Frank T. Stritter


Frank T. Stritter lives on Holden Beach, NC in the winter and in Upstate New York in the summer. He received a Ph.D. in Education from Syracuse University in 1968 and then joined the University of North Carolina at Chapel Hill. There he was a staff member in the Office of Educational Development and a faculty member in the School of Education and the School of Medicine until his partial retirement in 1997 and his full retirement in 2003. He both organized and taught in numerous faculty development programs for medical, dental, pharmacy and allied health faculty over the years. He taught and advised graduate students in the School of Education. 
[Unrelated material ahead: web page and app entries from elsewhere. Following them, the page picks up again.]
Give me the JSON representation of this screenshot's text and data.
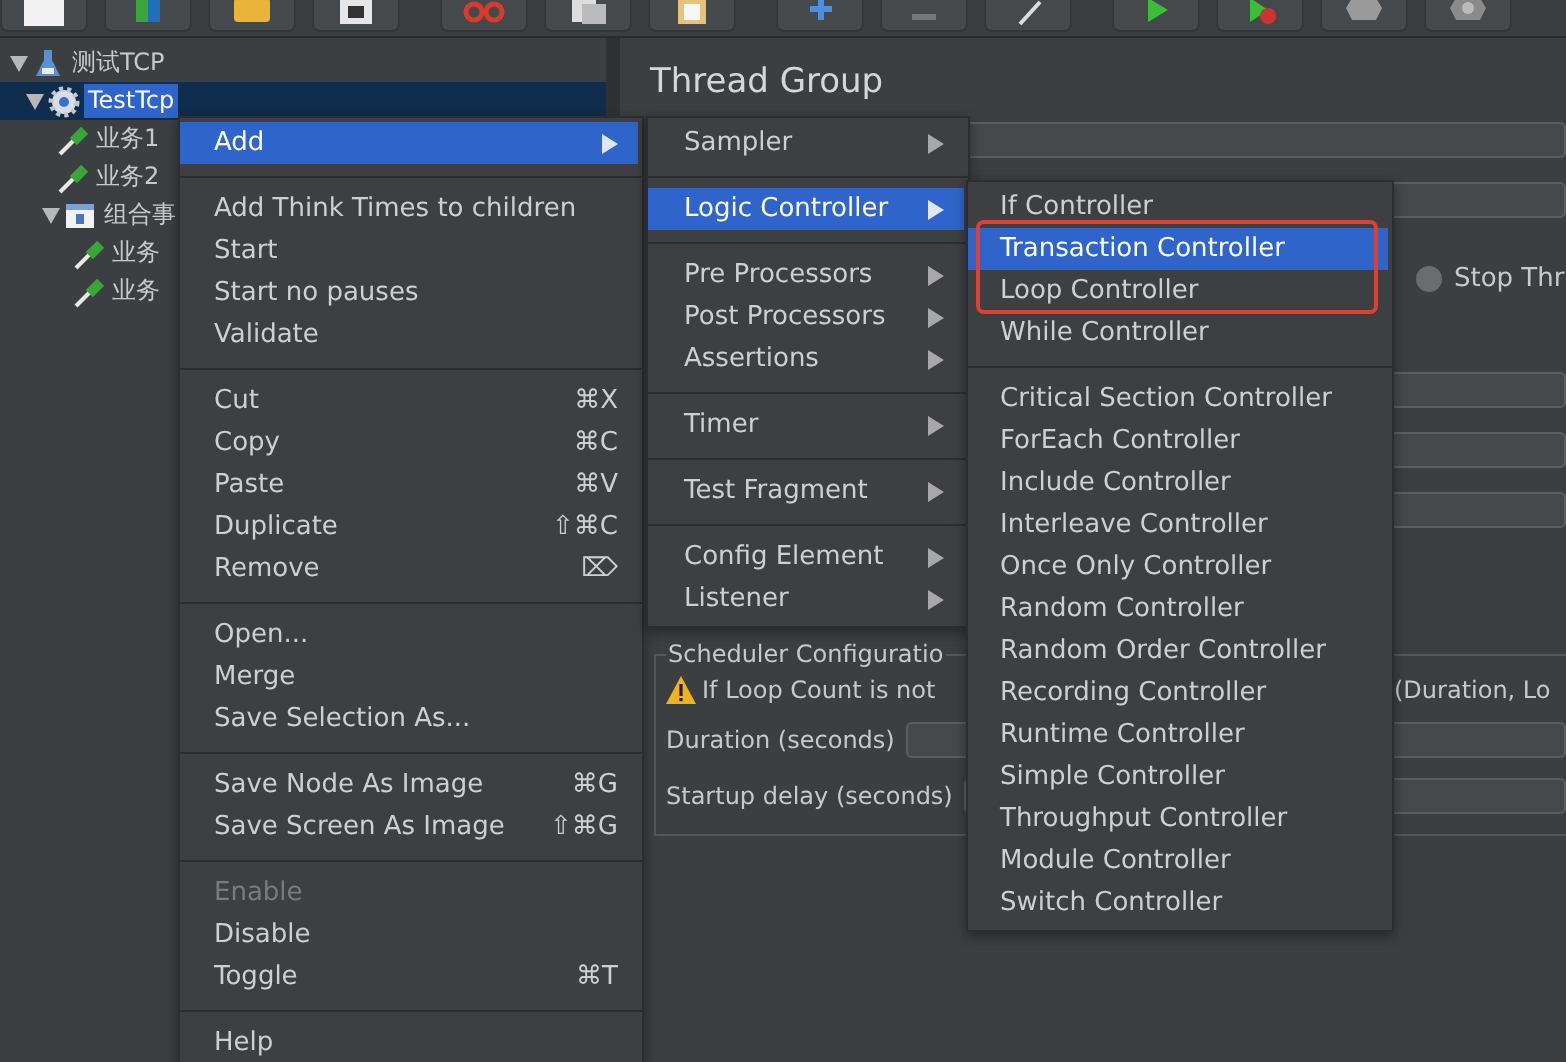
{
  "tree": [
    {
      "label": "测试TCP",
      "kind": "plan",
      "selected": false,
      "expanded": true,
      "children": [
        {
          "label": "TestTcp",
          "kind": "group",
          "selected": true,
          "expanded": true,
          "children": [
            {
              "label": "业务1",
              "kind": "sampler",
              "selected": false
            },
            {
              "label": "业务2",
              "kind": "sampler",
              "selected": false
            },
            {
              "label": "组合事",
              "kind": "controller",
              "selected": false,
              "expanded": true,
              "children": [
                {
                  "label": "业务",
                  "kind": "sampler",
                  "selected": false
                },
                {
                  "label": "业务",
                  "kind": "sampler",
                  "selected": false
                }
              ]
            }
          ]
        }
      ]
    }
  ],
  "panel": {
    "title": "Thread Group",
    "radio": {
      "label": "Stop Thr",
      "selected": false
    },
    "scheduler": {
      "title": "Scheduler Configuratio",
      "warning": "If Loop Count is not",
      "warning_tail": "(Duration, Lo",
      "fields": [
        {
          "label": "Duration (seconds)"
        },
        {
          "label": "Startup delay (seconds)"
        }
      ]
    }
  },
  "context_menu": {
    "sections": [
      {
        "items": [
          {
            "label": "Add",
            "submenu": true,
            "selected": true,
            "disabled": false
          }
        ]
      },
      {
        "items": [
          {
            "label": "Add Think Times to children",
            "submenu": false,
            "selected": false,
            "disabled": false
          },
          {
            "label": "Start",
            "submenu": false,
            "selected": false,
            "disabled": false
          },
          {
            "label": "Start no pauses",
            "submenu": false,
            "selected": false,
            "disabled": false
          },
          {
            "label": "Validate",
            "submenu": false,
            "selected": false,
            "disabled": false
          }
        ]
      },
      {
        "items": [
          {
            "label": "Cut",
            "shortcut": "⌘X",
            "submenu": false,
            "selected": false,
            "disabled": false
          },
          {
            "label": "Copy",
            "shortcut": "⌘C",
            "submenu": false,
            "selected": false,
            "disabled": false
          },
          {
            "label": "Paste",
            "shortcut": "⌘V",
            "submenu": false,
            "selected": false,
            "disabled": false
          },
          {
            "label": "Duplicate",
            "shortcut": "⇧⌘C",
            "submenu": false,
            "selected": false,
            "disabled": false
          },
          {
            "label": "Remove",
            "shortcut": "⌦",
            "submenu": false,
            "selected": false,
            "disabled": false
          }
        ]
      },
      {
        "items": [
          {
            "label": "Open...",
            "submenu": false,
            "selected": false,
            "disabled": false
          },
          {
            "label": "Merge",
            "submenu": false,
            "selected": false,
            "disabled": false
          },
          {
            "label": "Save Selection As...",
            "submenu": false,
            "selected": false,
            "disabled": false
          }
        ]
      },
      {
        "items": [
          {
            "label": "Save Node As Image",
            "shortcut": "⌘G",
            "submenu": false,
            "selected": false,
            "disabled": false
          },
          {
            "label": "Save Screen As Image",
            "shortcut": "⇧⌘G",
            "submenu": false,
            "selected": false,
            "disabled": false
          }
        ]
      },
      {
        "items": [
          {
            "label": "Enable",
            "submenu": false,
            "selected": false,
            "disabled": true
          },
          {
            "label": "Disable",
            "submenu": false,
            "selected": false,
            "disabled": false
          },
          {
            "label": "Toggle",
            "shortcut": "⌘T",
            "submenu": false,
            "selected": false,
            "disabled": false
          }
        ]
      },
      {
        "items": [
          {
            "label": "Help",
            "submenu": false,
            "selected": false,
            "disabled": false
          }
        ]
      }
    ]
  },
  "add_menu": {
    "sections": [
      {
        "items": [
          {
            "label": "Sampler",
            "submenu": true,
            "selected": false
          }
        ]
      },
      {
        "items": [
          {
            "label": "Logic Controller",
            "submenu": true,
            "selected": true
          }
        ]
      },
      {
        "items": [
          {
            "label": "Pre Processors",
            "submenu": true,
            "selected": false
          },
          {
            "label": "Post Processors",
            "submenu": true,
            "selected": false
          },
          {
            "label": "Assertions",
            "submenu": true,
            "selected": false
          }
        ]
      },
      {
        "items": [
          {
            "label": "Timer",
            "submenu": true,
            "selected": false
          }
        ]
      },
      {
        "items": [
          {
            "label": "Test Fragment",
            "submenu": true,
            "selected": false
          }
        ]
      },
      {
        "items": [
          {
            "label": "Config Element",
            "submenu": true,
            "selected": false
          },
          {
            "label": "Listener",
            "submenu": true,
            "selected": false
          }
        ]
      }
    ]
  },
  "controller_menu": {
    "sections": [
      {
        "items": [
          {
            "label": "If Controller",
            "selected": false,
            "outlined": false
          },
          {
            "label": "Transaction Controller",
            "selected": true,
            "outlined": true
          },
          {
            "label": "Loop Controller",
            "selected": false,
            "outlined": true
          },
          {
            "label": "While Controller",
            "selected": false,
            "outlined": false
          }
        ]
      },
      {
        "items": [
          {
            "label": "Critical Section Controller",
            "selected": false,
            "outlined": false
          },
          {
            "label": "ForEach Controller",
            "selected": false,
            "outlined": false
          },
          {
            "label": "Include Controller",
            "selected": false,
            "outlined": false
          },
          {
            "label": "Interleave Controller",
            "selected": false,
            "outlined": false
          },
          {
            "label": "Once Only Controller",
            "selected": false,
            "outlined": false
          },
          {
            "label": "Random Controller",
            "selected": false,
            "outlined": false
          },
          {
            "label": "Random Order Controller",
            "selected": false,
            "outlined": false
          },
          {
            "label": "Recording Controller",
            "selected": false,
            "outlined": false
          },
          {
            "label": "Runtime Controller",
            "selected": false,
            "outlined": false
          },
          {
            "label": "Simple Controller",
            "selected": false,
            "outlined": false
          },
          {
            "label": "Throughput Controller",
            "selected": false,
            "outlined": false
          },
          {
            "label": "Module Controller",
            "selected": false,
            "outlined": false
          },
          {
            "label": "Switch Controller",
            "selected": false,
            "outlined": false
          }
        ]
      }
    ]
  }
}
From 1994 until 1997, he directed one of three national Centers for Research in Medical Education. After retirement in 1997 he directed and taught in the Academic Scholars and Leaders Program for the Association of Professors of Gynecology and Obstetrics until his second retirement in 2015. Earlier in his life he had served in the US Army and from that experience developed an interest in military history. He, therefore, now researches topics about the contribution of various individuals important in American military history and presents them to anyone who will listen, such as Boy Scouts, high school JROTC classes, history clubs, American Legion and VFW Posts and senior citizen discussion groups. He occasionally writes short essays about those same topics. One topic that has been of particular interest to him is the discrimination suffered during World War Two by groups such as African Americans, Native Americans, Japanese Americans, and female pilots. Yet, many of them served and made heroic contributions to the war effort through groups such as the Buffalo Soldiers, Tuskegee Airmen, Navajo Code talkers, 442nd Regimental Combat Team and the WASP.